When her daughter vomited blood, Forkenbrock said her husband called 911 and they took their daughter to Mercy Iowa City Emergency Care. She was transferred to the University of Iowa Hospitals and Clinics, where she was treated in the intensive care unit until Nov. 25 for a laceration to the back of the throat. Doctors said the injury probably was caused by trauma, according to a DHS report and Forkenbrock's testimony.
Forkenbrock testified that Koplin called her back while she was at the hospital. Police had visited Koplin, and she wanted to know why, according to Forkenbrock's testimony.
"She was very defensive, her first question was, 'The police came to my house, why did police come to my house?'" Forkenbrock said, adding that Koplin showed now concern for the fact that the baby was in the emergency room. "She was very rude and it was all me, me, me, and how is this affecting me."
When Iowa City police officer Scott Stevens went to Koplin's house, according to his testimony, she appeared very drunk and was rude and defiant. He said she changed her story several times and eventually admitted that she had been drinking and taking medication prescribed to her husband since the child left her home.
"She was yelling and raising her voice," Stevens testified. "She was rude and loud and abrasive. She lied to me and was deceptive. She showed no remorse or concern for the child."
Stevens said he recorded the conversation and submitted that evidence and transcript into evidence. He said Koplin has never cooperated with the investigation and helped officers determine what injured the baby that day.
Forkenbrock said her daughter is doing well today, and is healthy.
Koplin and her supporters previously have said that information released through the court was incomplete and misleading. Her former attorney, Natalie Cronk, told The Gazette that the mother didn't notice the blood until the baby was out of Koplin's care and someone else could have caused the injuries.
Koplin initially told The Gazette that parents and supporters would be at her trial to testify in her defense. But no one, including an attorney, was present Tuesday morning on behalf of Koplin.
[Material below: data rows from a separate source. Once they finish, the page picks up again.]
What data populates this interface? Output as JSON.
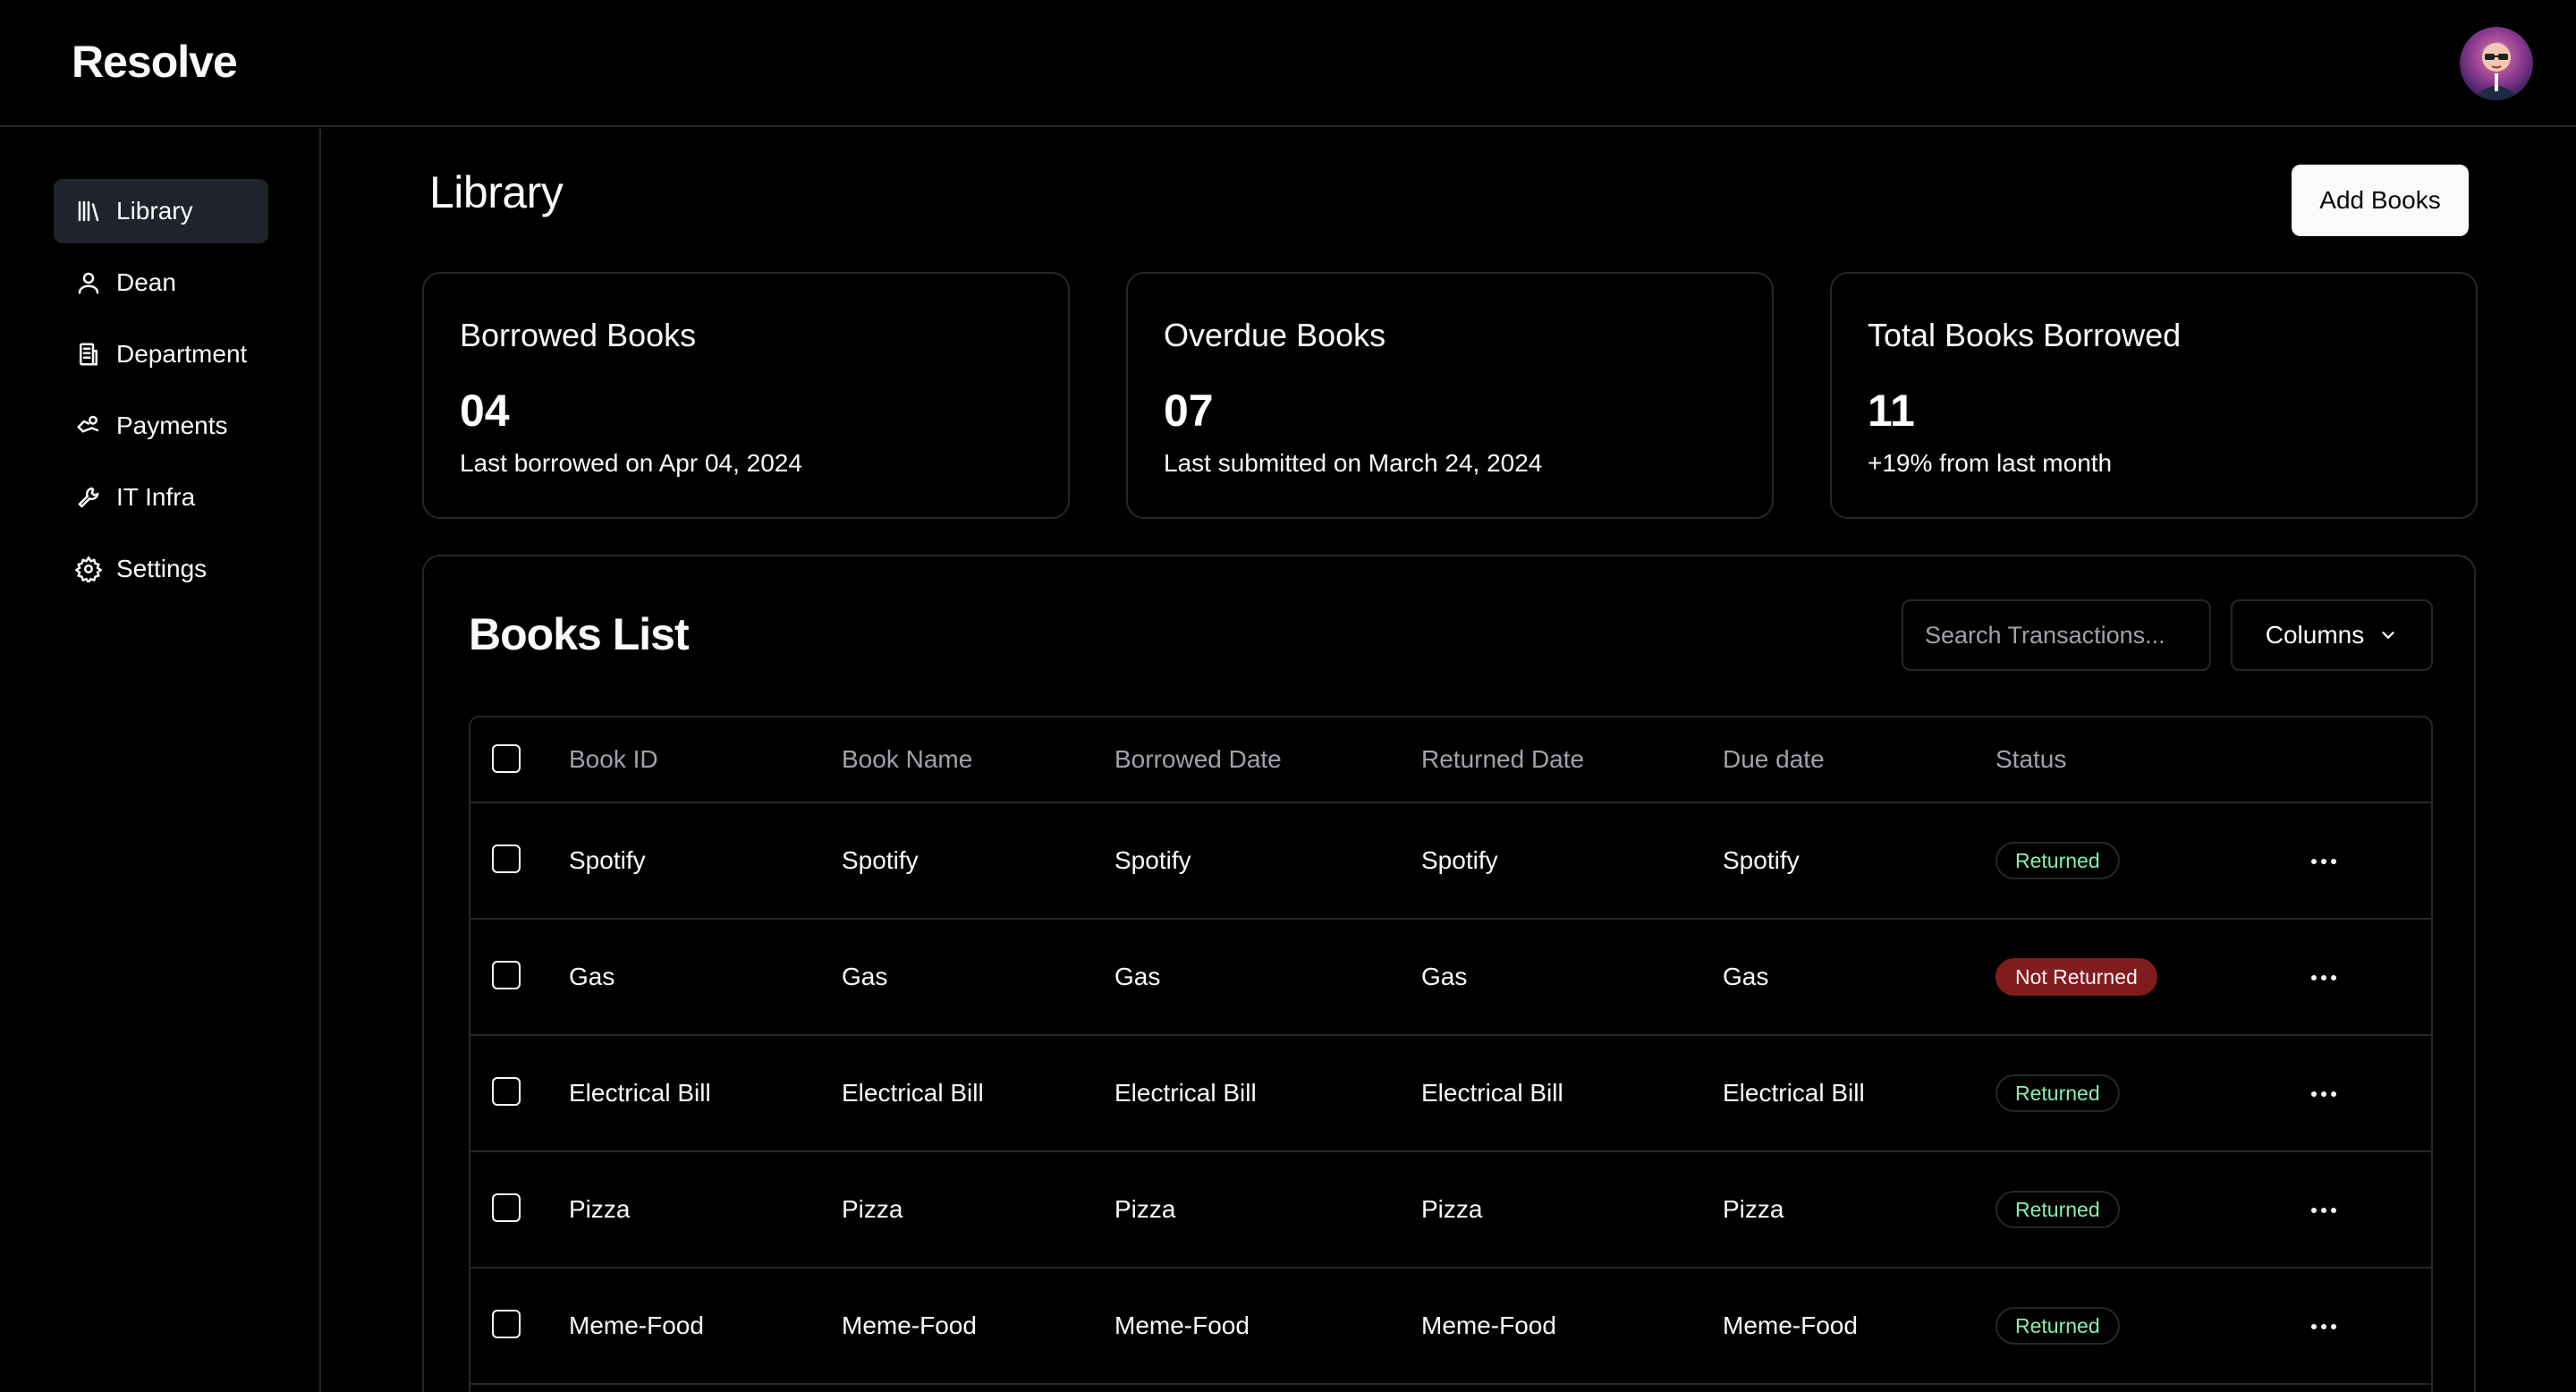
{
  "app": {
    "name": "Resolve"
  },
  "sidebar": {
    "items": [
      {
        "label": "Library",
        "icon": "library-icon",
        "active": true
      },
      {
        "label": "Dean",
        "icon": "user-icon",
        "active": false
      },
      {
        "label": "Department",
        "icon": "building-icon",
        "active": false
      },
      {
        "label": "Payments",
        "icon": "payments-icon",
        "active": false
      },
      {
        "label": "IT Infra",
        "icon": "wrench-icon",
        "active": false
      },
      {
        "label": "Settings",
        "icon": "gear-icon",
        "active": false
      }
    ]
  },
  "main": {
    "title": "Library",
    "add_button": "Add Books",
    "stats": [
      {
        "title": "Borrowed Books",
        "value": "04",
        "sub": "Last borrowed on Apr 04, 2024"
      },
      {
        "title": "Overdue Books",
        "value": "07",
        "sub": "Last submitted on March 24, 2024"
      },
      {
        "title": "Total Books Borrowed",
        "value": "11",
        "sub": "+19% from last month"
      }
    ],
    "books": {
      "title": "Books List",
      "search_placeholder": "Search Transactions...",
      "columns_button": "Columns",
      "headers": [
        "Book ID",
        "Book Name",
        "Borrowed Date",
        "Returned Date",
        "Due date",
        "Status"
      ],
      "rows": [
        {
          "cells": [
            "Spotify",
            "Spotify",
            "Spotify",
            "Spotify",
            "Spotify"
          ],
          "status": "Returned"
        },
        {
          "cells": [
            "Gas",
            "Gas",
            "Gas",
            "Gas",
            "Gas"
          ],
          "status": "Not Returned"
        },
        {
          "cells": [
            "Electrical Bill",
            "Electrical Bill",
            "Electrical Bill",
            "Electrical Bill",
            "Electrical Bill"
          ],
          "status": "Returned"
        },
        {
          "cells": [
            "Pizza",
            "Pizza",
            "Pizza",
            "Pizza",
            "Pizza"
          ],
          "status": "Returned"
        },
        {
          "cells": [
            "Meme-Food",
            "Meme-Food",
            "Meme-Food",
            "Meme-Food",
            "Meme-Food"
          ],
          "status": "Returned"
        }
      ]
    }
  },
  "colors": {
    "background": "#000000",
    "border": "#27272a",
    "active_nav": "#1e232c",
    "returned_text": "#86efac",
    "not_returned_bg": "#7f1d1d"
  }
}
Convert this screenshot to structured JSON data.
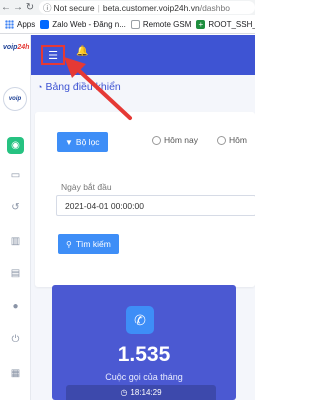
{
  "browser": {
    "security_label": "Not secure",
    "url_domain": "beta.customer.voip24h.vn",
    "url_path": "/dashbo",
    "bookmarks": [
      {
        "label": "Apps",
        "icon": "apps-grid-icon"
      },
      {
        "label": "Zalo Web - Đăng n...",
        "icon": "zalo-icon",
        "color": "#0068ff"
      },
      {
        "label": "Remote GSM",
        "icon": "page-icon",
        "color": "#9aa0a6"
      },
      {
        "label": "ROOT_SSH_",
        "icon": "plus-icon",
        "color": "#1e8e3e"
      }
    ]
  },
  "sidebar": {
    "logo_text": "voip",
    "logo_suffix": "24h",
    "avatar_text": "voip",
    "items": [
      {
        "name": "dashboard",
        "icon": "dashboard-icon",
        "active": true
      },
      {
        "name": "monitor",
        "icon": "monitor-icon",
        "active": false
      },
      {
        "name": "history",
        "icon": "history-icon",
        "active": false
      },
      {
        "name": "reports",
        "icon": "chart-icon",
        "active": false
      },
      {
        "name": "documents",
        "icon": "document-icon",
        "active": false
      },
      {
        "name": "user",
        "icon": "user-icon",
        "active": false
      },
      {
        "name": "power",
        "icon": "power-icon",
        "active": false
      },
      {
        "name": "contacts",
        "icon": "contacts-icon",
        "active": false
      }
    ]
  },
  "header": {
    "menu_icon": "hamburger-icon",
    "bell_icon": "bell-icon",
    "accent_color": "#3e54d3",
    "highlight_color": "#e53935"
  },
  "main": {
    "page_title": "Bảng điều khiển",
    "filter_button": "Bộ lọc",
    "radio_today": "Hôm nay",
    "radio_other": "Hôm",
    "start_date_label": "Ngày bắt đầu",
    "start_date_value": "2021-04-01 00:00:00",
    "search_button": "Tìm kiếm"
  },
  "stat": {
    "value": "1.535",
    "label": "Cuộc gọi của tháng",
    "time": "18:14:29",
    "card_color": "#4b59d2"
  }
}
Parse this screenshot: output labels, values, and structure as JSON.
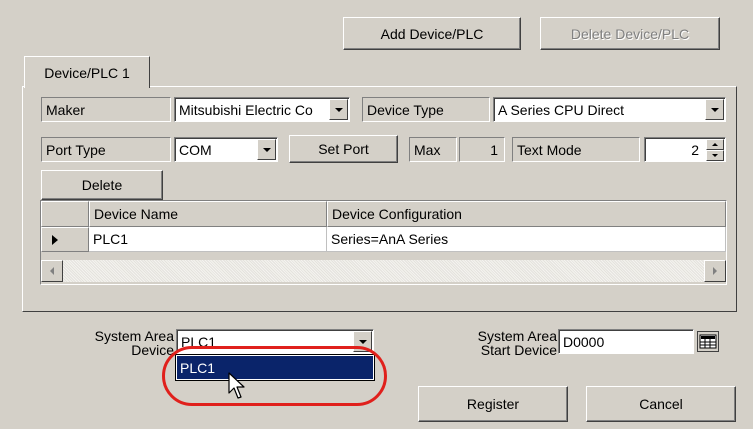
{
  "toolbar": {
    "add_label": "Add Device/PLC",
    "delete_label": "Delete Device/PLC"
  },
  "tab": {
    "label": "Device/PLC 1"
  },
  "fields": {
    "maker_label": "Maker",
    "maker_value": "Mitsubishi Electric Co",
    "device_type_label": "Device Type",
    "device_type_value": "A Series CPU Direct",
    "port_type_label": "Port Type",
    "port_type_value": "COM",
    "set_port_label": "Set Port",
    "max_label": "Max",
    "max_value": "1",
    "text_mode_label": "Text Mode",
    "text_mode_value": "2"
  },
  "grid": {
    "delete_label": "Delete",
    "columns": [
      "Device Name",
      "Device Configuration"
    ],
    "rows": [
      {
        "name": "PLC1",
        "config": "Series=AnA Series"
      }
    ]
  },
  "system_area": {
    "device_label_1": "System Area",
    "device_label_2": "Device",
    "device_value": "PLC1",
    "dropdown_option": "PLC1",
    "start_label_1": "System Area",
    "start_label_2": "Start Device",
    "start_value": "D0000"
  },
  "footer": {
    "register_label": "Register",
    "cancel_label": "Cancel"
  },
  "colors": {
    "dialog_bg": "#d4d0c8",
    "selection": "#0a246a",
    "highlight_circle": "#e0201c"
  }
}
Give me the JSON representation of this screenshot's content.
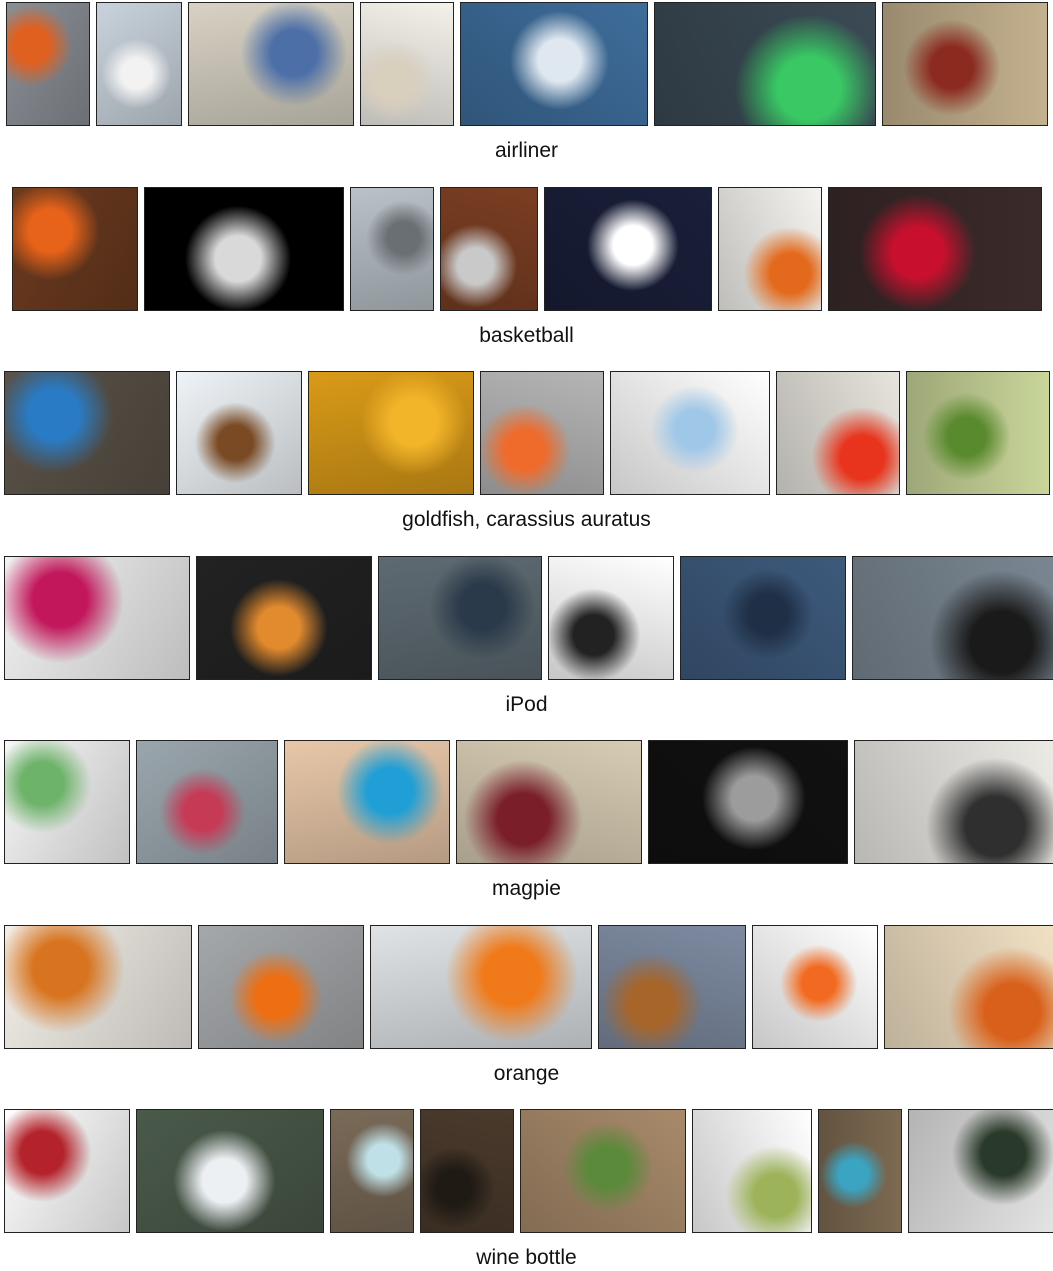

Online court records show that Cronk withdrew as Koplin's attorney in November.
No one answered the phone at a number listed for Koplin on Tuesday afternoon.